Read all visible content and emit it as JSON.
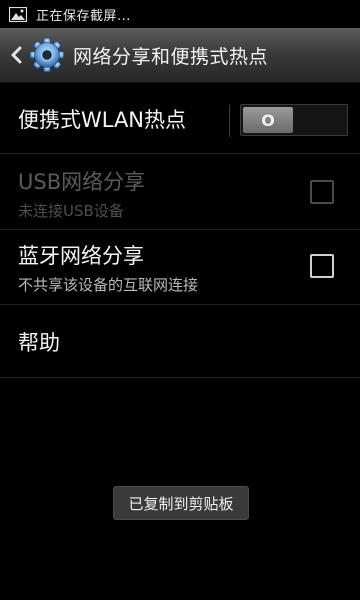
{
  "status_bar": {
    "notification_text": "正在保存截屏...",
    "icon": "image-icon"
  },
  "action_bar": {
    "back_icon": "chevron-left-icon",
    "app_icon": "settings-gear-icon",
    "title": "网络分享和便携式热点"
  },
  "settings": {
    "wlan_hotspot": {
      "label": "便携式WLAN热点",
      "switch_text": "O",
      "state": "off"
    },
    "usb_tethering": {
      "label": "USB网络分享",
      "sub": "未连接USB设备",
      "enabled": false,
      "checked": false
    },
    "bt_tethering": {
      "label": "蓝牙网络分享",
      "sub": "不共享该设备的互联网连接",
      "enabled": true,
      "checked": false
    },
    "help": {
      "label": "帮助"
    }
  },
  "toast": {
    "text": "已复制到剪贴板"
  },
  "colors": {
    "background": "#000000",
    "action_bar": "#3b3b3b",
    "disabled_text": "#5b5b5b"
  }
}
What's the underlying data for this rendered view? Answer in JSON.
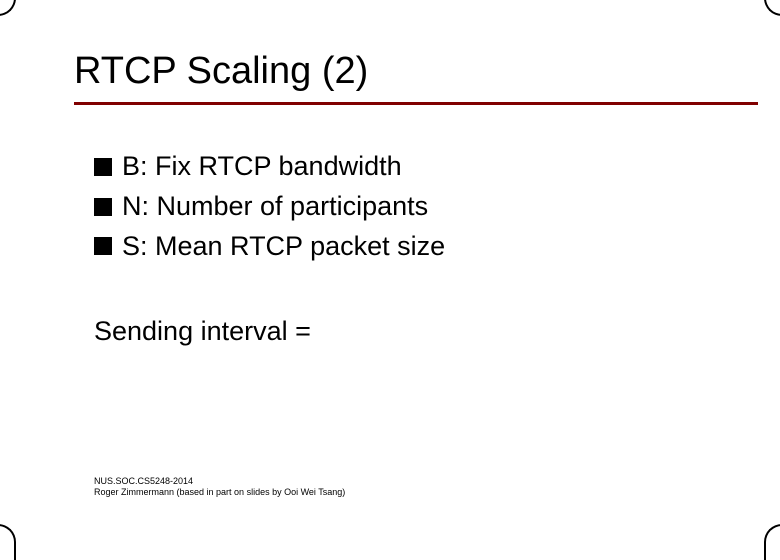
{
  "slide": {
    "title": "RTCP Scaling (2)",
    "accent_color": "#800000",
    "bullets": [
      {
        "text": "B: Fix RTCP bandwidth"
      },
      {
        "text": "N: Number of participants"
      },
      {
        "text": "S: Mean RTCP packet size"
      }
    ],
    "interval_line": "Sending interval =",
    "footer": {
      "line1": "NUS.SOC.CS5248-2014",
      "line2": "Roger Zimmermann (based in part on slides by Ooi Wei Tsang)"
    }
  }
}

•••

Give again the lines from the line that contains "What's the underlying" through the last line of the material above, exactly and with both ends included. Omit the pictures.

» **Answer space**:
What's the underlying data for this rendered view? Answer in JSON.
{
  "slide": {
    "title": "RTCP Scaling (2)",
    "accent_color": "#800000",
    "bullets": [
      {
        "text": "B: Fix RTCP bandwidth"
      },
      {
        "text": "N: Number of participants"
      },
      {
        "text": "S: Mean RTCP packet size"
      }
    ],
    "interval_line": "Sending interval =",
    "footer": {
      "line1": "NUS.SOC.CS5248-2014",
      "line2": "Roger Zimmermann (based in part on slides by Ooi Wei Tsang)"
    }
  }
}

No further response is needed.